and have a detailed label prominently displayed close to the
service ports to prevent cross contamination.
The chances of getting caught in BFE or Podunkville
with out air and not being able to get it fixed are very great
if your system is not R-134a or R-12.
Some of these blends tend to ruin seals and
eat rubber in systems not designed for that particular refrigerant,
so now you have to go back through and put in new seals, compressor,
and replace the hoses with barrier hose anyway. I know of
no systems or components designed for any of the blends. If
you just put new parts on the system, the warranty is void
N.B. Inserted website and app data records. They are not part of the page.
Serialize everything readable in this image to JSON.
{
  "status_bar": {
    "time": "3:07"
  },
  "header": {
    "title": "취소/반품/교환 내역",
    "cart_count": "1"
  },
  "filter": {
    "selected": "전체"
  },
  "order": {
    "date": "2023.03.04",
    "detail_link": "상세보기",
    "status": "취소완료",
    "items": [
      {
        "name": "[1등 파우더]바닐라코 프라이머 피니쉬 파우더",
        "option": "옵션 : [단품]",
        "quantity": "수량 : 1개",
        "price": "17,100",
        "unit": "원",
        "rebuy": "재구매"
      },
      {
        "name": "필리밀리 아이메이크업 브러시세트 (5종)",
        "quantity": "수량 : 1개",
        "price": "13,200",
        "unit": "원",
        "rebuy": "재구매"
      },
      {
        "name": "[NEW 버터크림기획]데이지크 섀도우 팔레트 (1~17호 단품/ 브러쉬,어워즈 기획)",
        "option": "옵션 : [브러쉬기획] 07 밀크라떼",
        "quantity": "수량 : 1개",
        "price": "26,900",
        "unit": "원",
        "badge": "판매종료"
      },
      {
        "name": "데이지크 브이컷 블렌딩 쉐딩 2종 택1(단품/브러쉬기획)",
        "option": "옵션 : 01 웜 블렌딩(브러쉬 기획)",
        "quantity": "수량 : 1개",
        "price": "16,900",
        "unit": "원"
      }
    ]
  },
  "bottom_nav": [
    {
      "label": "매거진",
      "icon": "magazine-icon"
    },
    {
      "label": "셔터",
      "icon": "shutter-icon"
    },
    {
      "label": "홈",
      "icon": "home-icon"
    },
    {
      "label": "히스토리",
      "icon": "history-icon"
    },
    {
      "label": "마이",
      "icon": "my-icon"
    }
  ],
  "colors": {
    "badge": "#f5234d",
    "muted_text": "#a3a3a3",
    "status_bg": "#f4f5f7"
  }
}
and you will have to buy them again.
Each of the blended components leak out at different
rates, changing the characteristics and cooling properties
of the refrigerant, even in a good tight system as it ages.
Caution, personal opinion:
I don't want to be in a car that has a leak in
the evaporator with butane in the A/C. BOOM! 8^)
At a 4% concentration? Possible but not likely.
Must be a by-product of that research he's done with BBQ's.
Us do-it-yourselfers have more flexibility.
We are bound by most of the same laws that govern the shops,
but how many of us have ever pay attention to them and have
rented, borrowed, or bought a machine to evacuate and recycle
R-12 let alone R-134a or one of the blends? Or went to the
effort to build the equipment your self(later in this post)?
DIYers need be concerned with only the one refrigerant they
choose, one set of tools for those special fittings, and we
know exactly what is in the system. DIYers can pick one refrigerant
and stay with it and hope it is still available next year
when you need to do it again, or, to just top off for the
Last week I talked at length with a shop using
FreeZone and found that, even with this direct replacement
refrigerant, there are problems. He noted that he had to remove
hoses and clean all of the mineral oil in the lines and especially
the expansion valve or it would clog and not operate. How
many other problems with these other refrigerants that have
not come to light yet?
Caution, personal opinion:
If you have to take the system that far down, what's the difference
in going back with R134a or, a blend of R134a and other stuff?
Those of you that are not DIYers, and those
planning to sell their car to a non-DIYer need to do your
home work. Caution: personal opinion: You basically have a
choice. A common refrigerant made by many manufactures and
put in most or all new cars and almost all shops can work
on, or something like
GHG REFRIGERANT-12 SUBSTITUTE "...it is now
manufactured at People's Welding Supply (next to Nick's)
on the Levee in W. Lafayette. It has been used in over 2,000
cars and over 10,000 pieces of other refrigeration equipment
, this A/C FAQ page has a pretty good arguments for
this refrigerant and a lot of other stuff and basically
nothing good to say about the EPA and DuPont. An excellent
page but it seemed to be a little old, not updated for a
long time, a year or more. It also goes on to explain how
to make your own refrigerant and equipment. Most of the
text can be attributed to either George Goble or John DeArmond.
It explains what George did with the rest of that BBQ.
One final personal
opinion: I bought and squirreled away 70 lbs of
R 12 a couple of years ago before it got costly, figuring
that will be more than enough to keep me supplied until all
this crap shakes out.
The following are some of the pages I have used
to research and come to the above comments and personal opinions.